Resolution to strengthen the Family Law Act’s protection for victims

Readers are free to amend this draft, which puts Cedal’s argument for change in a nutshell. It has already been put as a motion to some relevant groups and adopted. The final section calls for the ultimate repeal of the part of the DVCVA that makes breach a criminal offence. But aiming for what is achievable now, the new Petition on the government website simply asks government to let family judges attach powers of arrest again to their orders, to deter breach and swiftly enforce breach should it occur. Victims’ option to rely on the police to issue proceedings for breach, and become a witness in these, may remain.

Conference Notes

  • Official social and economic cost of domestic abuse £66billion, 2016-17
  • Record childcare cases, 60% featuring domestic abuse
  • Victims’ continued unwillingness to criminalise partners/former partners
  • Most murders occur when/after victim ends relationship, following previous abuse – regardless of any earlier police/social/ voluntary services intervention
  • Family Law Act part IV (FLA)1996 non-molestation and occupation orders protected victims and children – most applications emergency –without notice- – court attached powers of arrest to orders
  • The Domestic Violence (Crime and Victims) Act 2004 (DVCVA) – a criminal law – made breach a criminal offence, maximum 5 years’ custody. Crucially, it amended the FLA to prohibit family courts from attaching powers of arrest to non-molestation orders
  • Now, on breach, victims are without protection. Legal aid ended, they must rely on criminal proceedings for enforcement

Conference Believes

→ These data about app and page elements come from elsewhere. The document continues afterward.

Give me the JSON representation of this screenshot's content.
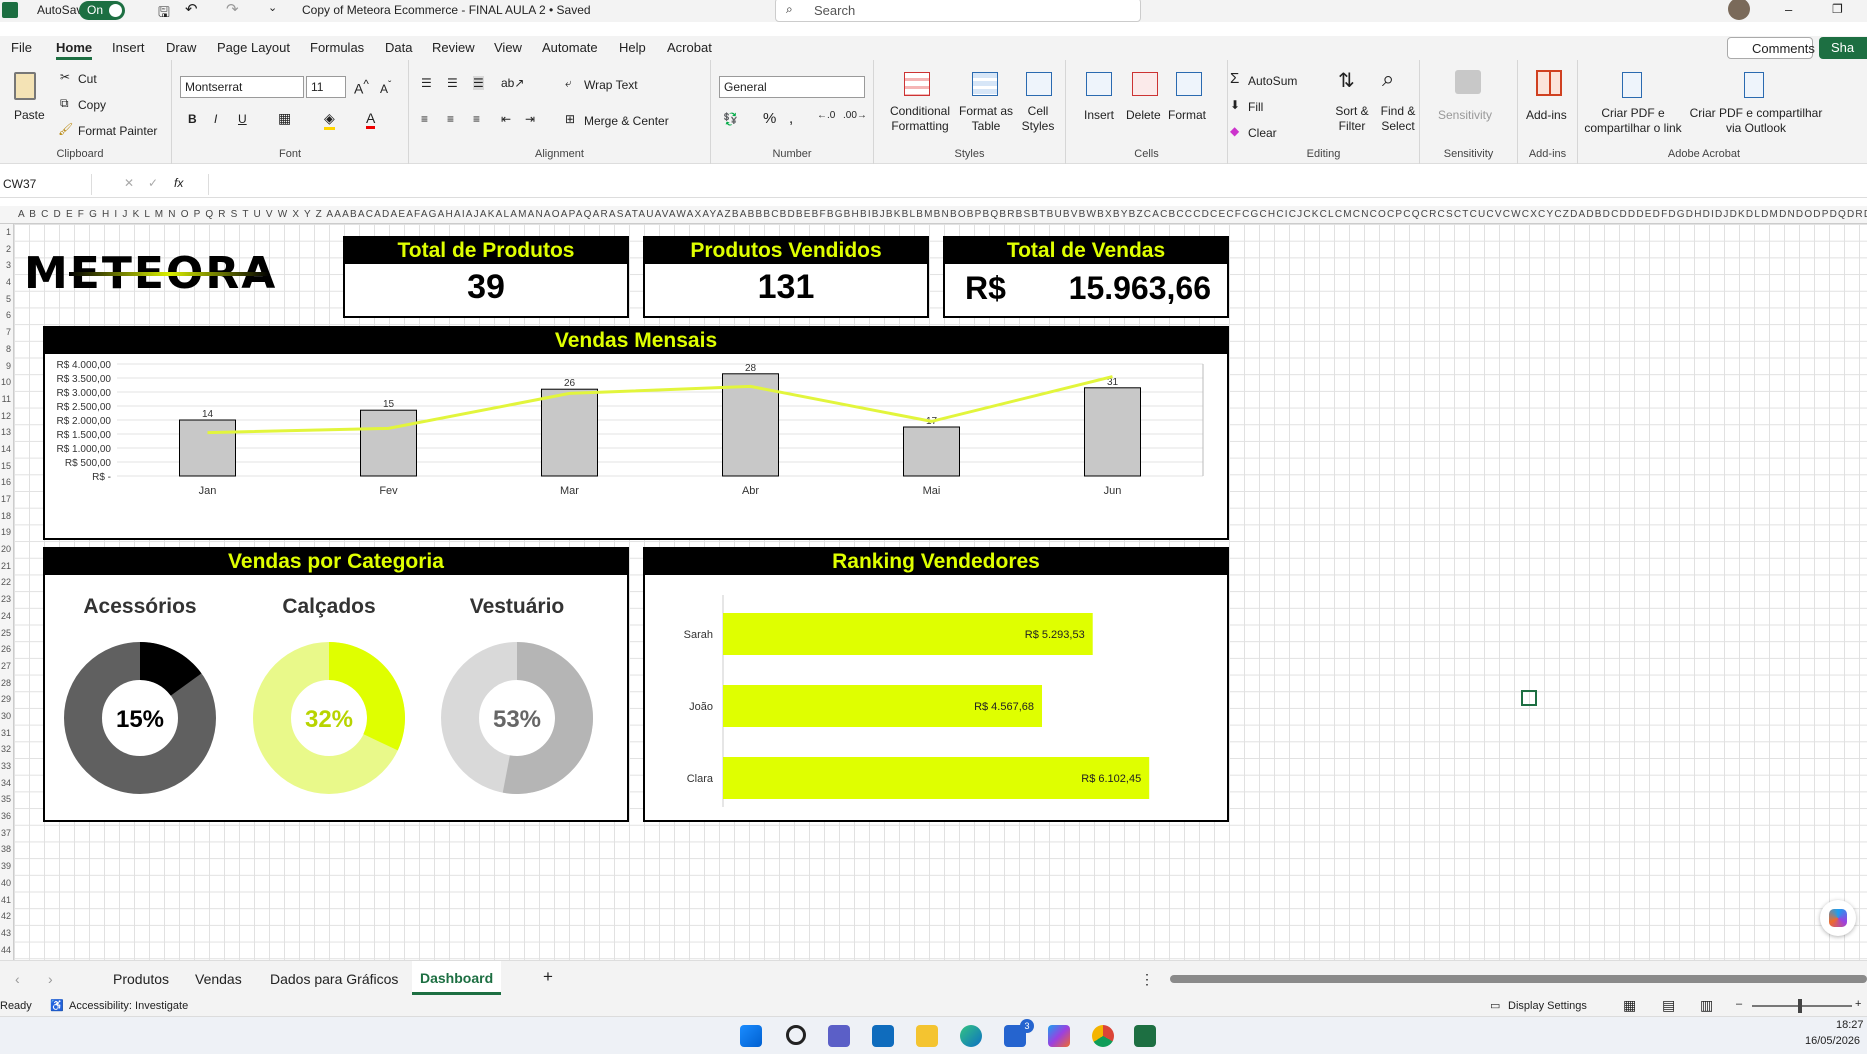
{
  "titlebar": {
    "autosave_label": "AutoSave",
    "autosave_state": "On",
    "doc_title": "Copy of Meteora Ecommerce - FINAL AULA 2 • Saved",
    "search_placeholder": "Search"
  },
  "menu": {
    "items": [
      "File",
      "Home",
      "Insert",
      "Draw",
      "Page Layout",
      "Formulas",
      "Data",
      "Review",
      "View",
      "Automate",
      "Help",
      "Acrobat"
    ],
    "active": "Home",
    "comments_label": "Comments",
    "share_label": "Sha"
  },
  "ribbon": {
    "clipboard": {
      "paste": "Paste",
      "cut": "Cut",
      "copy": "Copy",
      "format_painter": "Format Painter",
      "label": "Clipboard"
    },
    "font": {
      "family": "Montserrat",
      "size": "11",
      "label": "Font",
      "bold": "B",
      "italic": "I",
      "underline": "U"
    },
    "alignment": {
      "wrap": "Wrap Text",
      "merge": "Merge & Center",
      "label": "Alignment"
    },
    "number": {
      "format": "General",
      "label": "Number",
      "percent": "%"
    },
    "styles": {
      "conditional": "Conditional Formatting",
      "format_table": "Format as Table",
      "cell_styles": "Cell Styles",
      "label": "Styles"
    },
    "cells": {
      "insert": "Insert",
      "delete": "Delete",
      "format": "Format",
      "label": "Cells"
    },
    "editing": {
      "autosum": "AutoSum",
      "fill": "Fill",
      "clear": "Clear",
      "sort": "Sort & Filter",
      "find": "Find & Select",
      "label": "Editing"
    },
    "sensitivity": {
      "btn": "Sensitivity",
      "label": "Sensitivity"
    },
    "addins": {
      "btn": "Add-ins",
      "label": "Add-ins"
    },
    "acrobat": {
      "pdf_link": "Criar PDF e compartilhar o link",
      "pdf_outlook": "Criar PDF e compartilhar via Outlook",
      "label": "Adobe Acrobat"
    }
  },
  "formula": {
    "namebox": "CW37",
    "fx": "fx",
    "content": ""
  },
  "columns": "A B C D E F G H I J K L M N O P Q R S T U V W X Y Z AAABACADAEAFAGAHAIAJAKALAMANAOAPAQARASATAUAVAWAXAYAZBABBBCBDBEBFBGBHBIBJBKBLBMBNBOBPBQBRBSBTBUBVBWBXBYBZCACBCCCDCECFCGCHCICJCKCLCMCNCOCPCQCRCSCTCUCVCWCXCYCZDADBDCDDDEDFDGDHDIDJDKDLDMDNDODPDQDRDSDT",
  "dashboard": {
    "logo": "METEORA",
    "kpis": [
      {
        "title": "Total de Produtos",
        "value": "39"
      },
      {
        "title": "Produtos Vendidos",
        "value": "131"
      },
      {
        "title": "Total de Vendas",
        "currency": "R$",
        "value": "15.963,66"
      }
    ],
    "monthly_title": "Vendas Mensais",
    "category_title": "Vendas por Categoria",
    "ranking_title": "Ranking Vendedores"
  },
  "chart_data": [
    {
      "type": "bar",
      "title": "Vendas Mensais",
      "categories": [
        "Jan",
        "Fev",
        "Mar",
        "Abr",
        "Mai",
        "Jun"
      ],
      "ylim": [
        0,
        4000
      ],
      "y_ticks": [
        "R$ -",
        "R$ 500,00",
        "R$ 1.000,00",
        "R$ 1.500,00",
        "R$ 2.000,00",
        "R$ 2.500,00",
        "R$ 3.000,00",
        "R$ 3.500,00",
        "R$ 4.000,00"
      ],
      "series": [
        {
          "kind": "bar",
          "values": [
            2000,
            2350,
            3100,
            3650,
            1750,
            3150
          ],
          "labels": [
            "14",
            "15",
            "26",
            "28",
            "17",
            "31"
          ],
          "color": "#c8c8c8"
        },
        {
          "kind": "line",
          "values": [
            1550,
            1700,
            2950,
            3200,
            1950,
            3550
          ],
          "color": "#e2f53c"
        }
      ],
      "grid": true
    },
    {
      "type": "pie",
      "title": "Vendas por Categoria",
      "slices": [
        {
          "name": "Acessórios",
          "value": 15,
          "label": "15%",
          "color": "#000000",
          "rest_color": "#606060",
          "label_color": "#000000"
        },
        {
          "name": "Calçados",
          "value": 32,
          "label": "32%",
          "color": "#dfff00",
          "rest_color": "#e9f98a",
          "label_color": "#b8d400"
        },
        {
          "name": "Vestuário",
          "value": 53,
          "label": "53%",
          "color": "#b5b5b5",
          "rest_color": "#d9d9d9",
          "label_color": "#666666"
        }
      ]
    },
    {
      "type": "bar",
      "orientation": "horizontal",
      "title": "Ranking Vendedores",
      "categories": [
        "Sarah",
        "João",
        "Clara"
      ],
      "values": [
        5293.53,
        4567.68,
        6102.45
      ],
      "labels": [
        "R$ 5.293,53",
        "R$ 4.567,68",
        "R$ 6.102,45"
      ],
      "color": "#dfff00"
    }
  ],
  "tabs": {
    "items": [
      "Produtos",
      "Vendas",
      "Dados para Gráficos",
      "Dashboard"
    ],
    "active": "Dashboard",
    "add": "+"
  },
  "status": {
    "ready": "Ready",
    "accessibility": "Accessibility: Investigate",
    "display": "Display Settings"
  },
  "taskbar": {
    "time": "18:27",
    "date": "16/05/2026",
    "badge": "3"
  }
}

  • The power of arrest was a powerful deterrent against breach, because consequences immediate – arrest, committal proceedings in 24 hours, maximum 2 years’ custody
  • Such orders provided vital calm for courts to resolve related issues – long-term living arrangements, finance, property, importantly children
  • The DVCVA has not been helpful to victims nor sent perpetrators the intended ‘clear message’

Conference Resolves

  • To amend the FLA, letting courts again attach powers of arrest to non-molestation orders
  • To repeal that part of the DVCVA making breach a criminal offence
  • Both parties in FLA and related Children Act proceedings should be eligible for legal aid
  • Support services should be properly funded

Note (i):  ‘Support services should be properly funded’ The importance of domestic abuse advisers, specialist police officers, social workers, refuges, family and children centres, drug and alcohol addiction services, Sure Start centres and so on cannot be over-estimated.  Any court proceedings are stressful but the Family Law Act provisions focus on protecting victims.  That is, providing sure and speedy protection for those who have suffered or been threatened with harm and wish to extricate themselves from partners or former partners, and resolve the issues that keep them trapped, without risking further harm. This must be the priority for those wishing to reduce the number of victims, rather than largely futile, counter-productive efforts to advise victims to become witnesses in criminal prosecutions in an ideological war on abusers, putting punishment before victim protection. There is of course nothing to stop former victims from co-operating with prosecutions, once they and their children are safely out of danger.

Note (ii): The resolution makes no reference to cuts in legal aid causing firms to close or take fee-paying clients only, so that whole counties become family law legal aid deserts.  It makes no reference either to sweeping court closures, some 300 courts having gone since 2010, with 70 more scheduled to go. This is ‘ spun’ as part and parcel of the digital revolution but domestic abuse and related family issues are simply not suitable for on-line resolution.